By Carolyne Lunga
With increasing deaths and a rise in infections across the world, the role of investigative journalism cannot be overemphasised.
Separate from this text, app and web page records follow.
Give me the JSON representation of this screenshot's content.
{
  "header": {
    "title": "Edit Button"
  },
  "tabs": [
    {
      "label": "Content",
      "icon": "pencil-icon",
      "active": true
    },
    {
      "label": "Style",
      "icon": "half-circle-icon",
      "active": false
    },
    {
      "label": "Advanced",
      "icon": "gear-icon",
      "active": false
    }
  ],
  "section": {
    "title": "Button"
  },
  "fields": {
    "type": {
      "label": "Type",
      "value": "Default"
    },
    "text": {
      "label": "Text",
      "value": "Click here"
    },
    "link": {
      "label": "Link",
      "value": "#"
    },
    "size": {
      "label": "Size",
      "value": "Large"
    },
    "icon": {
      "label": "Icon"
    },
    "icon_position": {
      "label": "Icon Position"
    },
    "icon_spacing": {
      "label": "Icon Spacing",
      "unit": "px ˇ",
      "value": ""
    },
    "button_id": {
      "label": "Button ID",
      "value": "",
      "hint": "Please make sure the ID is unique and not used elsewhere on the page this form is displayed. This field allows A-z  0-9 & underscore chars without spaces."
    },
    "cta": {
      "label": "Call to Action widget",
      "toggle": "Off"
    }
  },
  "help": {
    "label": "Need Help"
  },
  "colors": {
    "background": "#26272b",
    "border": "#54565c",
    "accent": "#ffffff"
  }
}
Investigative journalism can play an important role in getting to the bottom of this pandemic in order to help citizens to understand what is going on.
Unlike daily journalism, investigative journalism goes further, and asks difficult questions to those in power by spending a considerable amount of time in order to understand an issue.
A lot of information is circulating online as people are coming up with all sorts of opinions and theories on the numbers of infected people, deaths, ways to prevent infection among others.
Daily press conferences across the world are making it easy for journalists to quickly compile news stories to publish in the next edition without a thorough scrutiny of issues.
Stories range from latest updates on the coronavirus, countries going on lock-down, politicians and celebrities who are testing positive, numbers of tests being done in different countries, social distancing, warnings made by politicians etc as seen in various global and local media reports.
This is not to say there has not been any critical coverage of the global pandemic by some media.
While it is important for citizens to be informed about what is going on everyday, press conferences and press releases should not be the main stories as they provide a beginning to investigations.
What is lacking from a survey of most local and global media are investigative journalism stories that dig deeper into this global pandemic.
We are seeing very few stories that take into account context and thoroughly break down issues.
Investigative stories on COVID-19 can unpack whether the strategies being employed by the government are proving effective.
They can dig deeper into the available facilities, what equipment they have, test kits and what they do not have, what measures are being taken to secure equipment at what cost and how it will affect the country in the long run, supported with facts and figures.
Investigative reporting can provide an understanding to what it means when an individual tests positive?
What symptoms are seen in individuals who end up in intensive care units (ICUs)?
Are there clear patterns in individuals who recover or those that end up in ICU?
Journalism should also expose businesses and politicians benefiting from the pandemic supported with factual information etc.
In recent times, we are witnessing a rise in cross-media collaboration in investigative journalism in order to expose corruption and wrong-doing.
A global pandemic such as Covid-19 opens a way for journalists to collaborate more.
The benefits can be numerous including, the ability to go deeper into issues, comparing infection and death rates and response strategies being adopted by different nations which individual media organisations may not be able to do alone in a constrained financial environment.
Another benefit can be that of coverage that does not fuel panic or sensationalism.
Clickbait headlines and stories should be avoided as they do not help citizens to understand issues more in depth.
Collaboration can also be beneficial to journalists sharing expertise and ideas via secure online platforms in order to analyse massive data sets which are being produced at this time in the different hospitals.
The importance of data is that it improves storytelling processes and gives readers an opportunity to verify stories for themselves and without collaboration it might be difficult for journalists to do these kinds of stories if they do not have the expertise of data analysis.
Various technological tools can be used in connecting dots in order to make sense of the data.
The Pulitzer Centre on crisis reporting is calling for proposals that develop innovative approaches to reporting on Covid-19 using collaboration among journalists and newsrooms across state lines or national borders.
As the globe is focused on fighting this invisible enemy, it is time for journalists to realise that the lone-wolf approach or competition among media houses will not be very beneficial to a society that is looking for answers in these uncertain times.
Carolyne M. Lunga is a Journalism PhD researcher at City, University of London and Graduate Teaching Assistant for International News.